---------- Dataset excerpts

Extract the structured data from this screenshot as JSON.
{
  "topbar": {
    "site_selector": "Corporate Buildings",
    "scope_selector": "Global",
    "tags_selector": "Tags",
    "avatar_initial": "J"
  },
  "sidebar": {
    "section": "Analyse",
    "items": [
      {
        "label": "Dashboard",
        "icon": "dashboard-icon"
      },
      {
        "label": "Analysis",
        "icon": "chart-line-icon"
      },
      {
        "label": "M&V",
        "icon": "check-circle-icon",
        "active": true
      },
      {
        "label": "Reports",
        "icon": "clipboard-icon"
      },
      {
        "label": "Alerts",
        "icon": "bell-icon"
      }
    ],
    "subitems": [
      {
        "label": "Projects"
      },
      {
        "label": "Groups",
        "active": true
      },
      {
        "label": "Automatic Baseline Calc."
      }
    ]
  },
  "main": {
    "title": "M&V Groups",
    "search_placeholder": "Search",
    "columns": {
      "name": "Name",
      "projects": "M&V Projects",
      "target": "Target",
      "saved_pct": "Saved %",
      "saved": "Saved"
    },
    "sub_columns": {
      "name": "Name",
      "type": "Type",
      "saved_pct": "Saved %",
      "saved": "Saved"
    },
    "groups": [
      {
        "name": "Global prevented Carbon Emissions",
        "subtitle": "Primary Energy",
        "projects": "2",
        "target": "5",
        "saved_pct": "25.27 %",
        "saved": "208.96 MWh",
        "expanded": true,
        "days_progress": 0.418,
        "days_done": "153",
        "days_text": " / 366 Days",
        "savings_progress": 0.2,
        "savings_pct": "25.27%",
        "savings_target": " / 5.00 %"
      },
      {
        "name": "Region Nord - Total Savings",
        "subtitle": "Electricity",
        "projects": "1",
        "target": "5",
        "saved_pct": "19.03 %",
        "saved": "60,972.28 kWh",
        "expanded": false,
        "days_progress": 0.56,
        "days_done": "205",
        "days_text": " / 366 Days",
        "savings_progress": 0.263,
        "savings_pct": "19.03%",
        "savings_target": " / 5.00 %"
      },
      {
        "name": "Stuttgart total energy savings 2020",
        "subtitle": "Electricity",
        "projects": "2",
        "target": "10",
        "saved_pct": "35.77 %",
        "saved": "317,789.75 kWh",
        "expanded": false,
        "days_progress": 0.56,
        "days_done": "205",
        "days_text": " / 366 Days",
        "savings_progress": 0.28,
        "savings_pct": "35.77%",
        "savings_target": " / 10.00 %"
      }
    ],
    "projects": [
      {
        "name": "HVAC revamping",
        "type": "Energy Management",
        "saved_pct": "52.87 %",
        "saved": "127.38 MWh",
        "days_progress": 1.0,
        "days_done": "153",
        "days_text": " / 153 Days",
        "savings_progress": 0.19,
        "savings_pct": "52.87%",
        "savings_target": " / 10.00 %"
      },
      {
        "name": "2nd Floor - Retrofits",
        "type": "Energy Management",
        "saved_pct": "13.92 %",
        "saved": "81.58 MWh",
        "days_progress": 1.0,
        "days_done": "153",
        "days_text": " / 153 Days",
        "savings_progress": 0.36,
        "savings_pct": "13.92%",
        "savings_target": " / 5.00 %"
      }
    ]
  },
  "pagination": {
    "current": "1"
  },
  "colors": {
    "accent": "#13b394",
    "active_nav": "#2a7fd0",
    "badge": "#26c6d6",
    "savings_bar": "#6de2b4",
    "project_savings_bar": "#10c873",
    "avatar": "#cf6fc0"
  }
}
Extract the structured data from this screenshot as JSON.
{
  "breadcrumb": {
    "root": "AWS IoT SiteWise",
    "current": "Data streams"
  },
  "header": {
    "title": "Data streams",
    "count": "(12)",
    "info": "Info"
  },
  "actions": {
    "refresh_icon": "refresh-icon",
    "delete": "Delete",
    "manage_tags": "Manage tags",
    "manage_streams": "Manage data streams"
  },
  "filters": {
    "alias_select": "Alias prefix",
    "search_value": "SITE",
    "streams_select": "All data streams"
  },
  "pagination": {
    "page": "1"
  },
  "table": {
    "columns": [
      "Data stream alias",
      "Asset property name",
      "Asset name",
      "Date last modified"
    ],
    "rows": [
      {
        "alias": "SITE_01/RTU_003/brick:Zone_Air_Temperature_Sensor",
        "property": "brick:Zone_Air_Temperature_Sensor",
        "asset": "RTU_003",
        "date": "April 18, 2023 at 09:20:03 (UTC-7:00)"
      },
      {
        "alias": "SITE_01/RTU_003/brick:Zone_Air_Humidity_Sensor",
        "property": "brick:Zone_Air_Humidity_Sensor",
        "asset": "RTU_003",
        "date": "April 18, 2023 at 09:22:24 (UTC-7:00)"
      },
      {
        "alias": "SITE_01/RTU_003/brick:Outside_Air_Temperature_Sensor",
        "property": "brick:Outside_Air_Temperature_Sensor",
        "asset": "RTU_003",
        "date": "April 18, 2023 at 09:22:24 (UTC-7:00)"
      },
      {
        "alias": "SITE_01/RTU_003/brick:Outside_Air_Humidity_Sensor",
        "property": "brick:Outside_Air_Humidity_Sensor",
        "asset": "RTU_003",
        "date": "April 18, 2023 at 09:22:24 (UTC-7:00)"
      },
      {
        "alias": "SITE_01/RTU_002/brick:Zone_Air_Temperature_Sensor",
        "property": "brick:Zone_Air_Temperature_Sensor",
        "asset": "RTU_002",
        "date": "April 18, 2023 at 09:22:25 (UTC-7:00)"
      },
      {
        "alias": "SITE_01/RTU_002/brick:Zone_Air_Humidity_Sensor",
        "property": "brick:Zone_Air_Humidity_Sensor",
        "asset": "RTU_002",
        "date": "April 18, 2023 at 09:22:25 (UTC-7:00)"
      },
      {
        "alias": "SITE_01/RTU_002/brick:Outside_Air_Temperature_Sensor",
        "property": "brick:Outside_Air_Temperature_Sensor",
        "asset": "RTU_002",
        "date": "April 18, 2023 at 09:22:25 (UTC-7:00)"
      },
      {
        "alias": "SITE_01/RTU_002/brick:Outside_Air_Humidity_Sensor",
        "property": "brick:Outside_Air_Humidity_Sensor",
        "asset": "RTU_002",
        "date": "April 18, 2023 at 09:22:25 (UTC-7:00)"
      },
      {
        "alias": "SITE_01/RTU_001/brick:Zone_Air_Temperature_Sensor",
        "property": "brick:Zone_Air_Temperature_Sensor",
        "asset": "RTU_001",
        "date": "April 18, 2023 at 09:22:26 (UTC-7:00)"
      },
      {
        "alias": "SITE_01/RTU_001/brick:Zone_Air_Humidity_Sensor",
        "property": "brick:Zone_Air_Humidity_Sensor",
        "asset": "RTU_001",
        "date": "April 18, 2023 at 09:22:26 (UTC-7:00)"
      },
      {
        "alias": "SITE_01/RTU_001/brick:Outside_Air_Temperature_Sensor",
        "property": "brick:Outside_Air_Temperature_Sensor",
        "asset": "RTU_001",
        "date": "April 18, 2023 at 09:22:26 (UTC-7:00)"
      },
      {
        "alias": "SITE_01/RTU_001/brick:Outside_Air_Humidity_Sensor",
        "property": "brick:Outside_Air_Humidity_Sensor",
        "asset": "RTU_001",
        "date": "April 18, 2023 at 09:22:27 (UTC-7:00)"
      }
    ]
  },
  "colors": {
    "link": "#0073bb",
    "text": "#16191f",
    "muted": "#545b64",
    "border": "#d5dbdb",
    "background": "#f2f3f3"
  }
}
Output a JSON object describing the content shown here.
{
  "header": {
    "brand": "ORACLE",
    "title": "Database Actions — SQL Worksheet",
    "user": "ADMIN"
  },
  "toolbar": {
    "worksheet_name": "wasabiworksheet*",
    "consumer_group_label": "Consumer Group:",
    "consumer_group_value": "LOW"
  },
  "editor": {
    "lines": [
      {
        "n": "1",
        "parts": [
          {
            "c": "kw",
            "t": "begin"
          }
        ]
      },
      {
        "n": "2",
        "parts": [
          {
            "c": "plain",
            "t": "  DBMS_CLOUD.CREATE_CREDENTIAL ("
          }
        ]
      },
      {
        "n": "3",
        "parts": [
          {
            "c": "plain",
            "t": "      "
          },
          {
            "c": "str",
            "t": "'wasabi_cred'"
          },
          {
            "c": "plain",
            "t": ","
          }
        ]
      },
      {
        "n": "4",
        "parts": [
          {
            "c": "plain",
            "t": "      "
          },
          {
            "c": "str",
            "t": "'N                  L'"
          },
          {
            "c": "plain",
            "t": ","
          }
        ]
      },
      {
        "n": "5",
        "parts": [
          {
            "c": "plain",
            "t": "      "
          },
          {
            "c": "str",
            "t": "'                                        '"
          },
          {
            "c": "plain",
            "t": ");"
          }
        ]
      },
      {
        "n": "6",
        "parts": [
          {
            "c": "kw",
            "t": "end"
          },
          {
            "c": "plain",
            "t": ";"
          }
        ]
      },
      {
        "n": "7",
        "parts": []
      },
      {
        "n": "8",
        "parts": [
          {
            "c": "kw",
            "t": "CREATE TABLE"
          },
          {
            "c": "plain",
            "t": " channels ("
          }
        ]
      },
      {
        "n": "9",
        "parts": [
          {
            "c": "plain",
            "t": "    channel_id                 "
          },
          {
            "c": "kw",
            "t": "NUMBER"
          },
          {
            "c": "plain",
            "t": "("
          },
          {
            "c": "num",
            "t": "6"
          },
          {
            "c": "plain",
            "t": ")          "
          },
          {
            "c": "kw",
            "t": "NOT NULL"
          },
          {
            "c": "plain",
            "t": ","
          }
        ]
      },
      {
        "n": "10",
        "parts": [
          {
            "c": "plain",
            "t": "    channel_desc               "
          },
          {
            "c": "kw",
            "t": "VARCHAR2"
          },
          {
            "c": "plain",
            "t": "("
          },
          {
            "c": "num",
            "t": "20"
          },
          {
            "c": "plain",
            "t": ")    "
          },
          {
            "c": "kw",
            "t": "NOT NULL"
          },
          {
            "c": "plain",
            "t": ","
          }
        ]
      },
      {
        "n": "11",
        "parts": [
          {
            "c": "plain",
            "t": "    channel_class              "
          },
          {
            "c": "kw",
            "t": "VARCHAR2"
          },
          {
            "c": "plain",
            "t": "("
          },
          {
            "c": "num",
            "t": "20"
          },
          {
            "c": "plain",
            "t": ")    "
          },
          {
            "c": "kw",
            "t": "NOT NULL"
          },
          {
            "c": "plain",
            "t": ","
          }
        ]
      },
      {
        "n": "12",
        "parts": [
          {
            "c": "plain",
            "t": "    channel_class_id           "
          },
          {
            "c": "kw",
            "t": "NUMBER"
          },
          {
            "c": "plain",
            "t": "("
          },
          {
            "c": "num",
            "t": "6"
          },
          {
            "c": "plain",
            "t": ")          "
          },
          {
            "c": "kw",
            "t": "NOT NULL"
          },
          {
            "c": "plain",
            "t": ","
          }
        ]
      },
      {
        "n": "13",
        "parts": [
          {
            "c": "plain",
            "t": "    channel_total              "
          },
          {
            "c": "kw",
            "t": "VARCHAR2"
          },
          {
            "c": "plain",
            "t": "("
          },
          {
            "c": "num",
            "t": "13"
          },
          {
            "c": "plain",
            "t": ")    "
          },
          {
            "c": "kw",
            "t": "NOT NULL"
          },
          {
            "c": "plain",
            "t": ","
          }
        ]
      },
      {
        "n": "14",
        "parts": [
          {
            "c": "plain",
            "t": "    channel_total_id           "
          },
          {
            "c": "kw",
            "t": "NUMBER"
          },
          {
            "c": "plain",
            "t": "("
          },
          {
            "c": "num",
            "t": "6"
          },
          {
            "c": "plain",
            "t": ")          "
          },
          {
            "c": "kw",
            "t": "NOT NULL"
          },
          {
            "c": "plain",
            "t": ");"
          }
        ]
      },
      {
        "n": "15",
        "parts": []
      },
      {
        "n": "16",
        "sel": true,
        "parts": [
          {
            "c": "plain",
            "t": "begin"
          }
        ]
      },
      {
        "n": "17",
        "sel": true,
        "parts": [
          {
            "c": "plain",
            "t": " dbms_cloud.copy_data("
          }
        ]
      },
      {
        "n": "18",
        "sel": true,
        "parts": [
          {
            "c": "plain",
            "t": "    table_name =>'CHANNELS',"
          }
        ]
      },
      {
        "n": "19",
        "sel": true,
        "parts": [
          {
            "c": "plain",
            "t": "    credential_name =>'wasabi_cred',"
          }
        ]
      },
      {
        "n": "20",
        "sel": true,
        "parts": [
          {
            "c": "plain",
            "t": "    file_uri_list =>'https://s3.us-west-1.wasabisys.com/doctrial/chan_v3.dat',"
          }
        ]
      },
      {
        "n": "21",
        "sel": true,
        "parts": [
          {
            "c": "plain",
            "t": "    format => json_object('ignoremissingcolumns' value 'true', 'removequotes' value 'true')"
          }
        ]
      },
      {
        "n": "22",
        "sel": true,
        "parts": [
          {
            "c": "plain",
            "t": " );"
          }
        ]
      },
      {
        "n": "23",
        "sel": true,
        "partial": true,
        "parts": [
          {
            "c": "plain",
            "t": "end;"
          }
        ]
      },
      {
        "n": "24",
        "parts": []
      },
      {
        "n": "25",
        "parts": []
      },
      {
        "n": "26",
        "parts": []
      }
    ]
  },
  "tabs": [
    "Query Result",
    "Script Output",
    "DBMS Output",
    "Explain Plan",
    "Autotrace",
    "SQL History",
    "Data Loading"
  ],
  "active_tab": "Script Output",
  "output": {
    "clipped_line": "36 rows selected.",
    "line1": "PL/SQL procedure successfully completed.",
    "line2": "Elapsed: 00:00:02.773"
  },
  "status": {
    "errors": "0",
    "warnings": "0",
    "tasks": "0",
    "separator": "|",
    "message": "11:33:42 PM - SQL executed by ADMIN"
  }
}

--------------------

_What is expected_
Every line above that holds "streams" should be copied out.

_Result of this exercise_
    "current": "Data streams"
    "title": "Data streams",
    "manage_streams": "Manage data streams"
    "streams_select": "All data streams"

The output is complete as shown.